WHAT YOU HAVE TO DO:
Would you please copy out each entry exactly?
━━━━━━━━━━
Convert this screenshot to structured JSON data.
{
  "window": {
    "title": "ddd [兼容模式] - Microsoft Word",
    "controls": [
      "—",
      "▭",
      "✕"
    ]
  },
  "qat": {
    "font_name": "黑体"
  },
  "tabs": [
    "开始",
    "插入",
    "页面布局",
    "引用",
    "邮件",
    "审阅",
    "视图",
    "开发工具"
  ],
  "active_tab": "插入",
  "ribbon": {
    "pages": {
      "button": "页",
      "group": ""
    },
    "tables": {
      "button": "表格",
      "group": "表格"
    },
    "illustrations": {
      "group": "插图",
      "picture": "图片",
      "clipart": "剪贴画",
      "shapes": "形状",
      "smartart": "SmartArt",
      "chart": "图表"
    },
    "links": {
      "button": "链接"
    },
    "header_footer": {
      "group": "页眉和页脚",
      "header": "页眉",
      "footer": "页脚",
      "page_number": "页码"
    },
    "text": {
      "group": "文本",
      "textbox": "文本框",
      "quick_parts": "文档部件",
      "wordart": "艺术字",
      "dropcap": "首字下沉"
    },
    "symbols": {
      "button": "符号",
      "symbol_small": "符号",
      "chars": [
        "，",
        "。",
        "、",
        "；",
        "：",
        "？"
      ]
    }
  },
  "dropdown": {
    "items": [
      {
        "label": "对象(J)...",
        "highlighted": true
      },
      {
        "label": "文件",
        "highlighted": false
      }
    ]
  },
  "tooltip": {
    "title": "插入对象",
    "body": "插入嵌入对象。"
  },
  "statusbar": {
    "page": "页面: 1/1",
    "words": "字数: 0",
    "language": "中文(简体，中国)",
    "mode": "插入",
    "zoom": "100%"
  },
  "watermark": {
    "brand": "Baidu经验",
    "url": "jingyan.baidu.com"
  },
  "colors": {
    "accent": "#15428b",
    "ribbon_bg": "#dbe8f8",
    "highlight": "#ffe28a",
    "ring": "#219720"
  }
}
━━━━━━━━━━
WORKED SOLUTION:
Convert this screenshot to structured JSON data.
{
  "window": {
    "title": "ddd [兼容模式] - Microsoft Word",
    "controls": [
      "—",
      "▭",
      "✕"
    ]
  },
  "qat": {
    "font_name": "黑体"
  },
  "tabs": [
    "开始",
    "插入",
    "页面布局",
    "引用",
    "邮件",
    "审阅",
    "视图",
    "开发工具"
  ],
  "active_tab": "插入",
  "ribbon": {
    "pages": {
      "button": "页",
      "group": ""
    },
    "tables": {
      "button": "表格",
      "group": "表格"
    },
    "illustrations": {
      "group": "插图",
      "picture": "图片",
      "clipart": "剪贴画",
      "shapes": "形状",
      "smartart": "SmartArt",
      "chart": "图表"
    },
    "links": {
      "button": "链接"
    },
    "header_footer": {
      "group": "页眉和页脚",
      "header": "页眉",
      "footer": "页脚",
      "page_number": "页码"
    },
    "text": {
      "group": "文本",
      "textbox": "文本框",
      "quick_parts": "文档部件",
      "wordart": "艺术字",
      "dropcap": "首字下沉"
    },
    "symbols": {
      "button": "符号",
      "symbol_small": "符号",
      "chars": [
        "，",
        "。",
        "、",
        "；",
        "：",
        "？"
      ]
    }
  },
  "dropdown": {
    "items": [
      {
        "label": "对象(J)...",
        "highlighted": true
      },
      {
        "label": "文件",
        "highlighted": false
      }
    ]
  },
  "tooltip": {
    "title": "插入对象",
    "body": "插入嵌入对象。"
  },
  "statusbar": {
    "page": "页面: 1/1",
    "words": "字数: 0",
    "language": "中文(简体，中国)",
    "mode": "插入",
    "zoom": "100%"
  },
  "watermark": {
    "brand": "Baidu经验",
    "url": "jingyan.baidu.com"
  },
  "colors": {
    "accent": "#15428b",
    "ribbon_bg": "#dbe8f8",
    "highlight": "#ffe28a",
    "ring": "#219720"
  }
}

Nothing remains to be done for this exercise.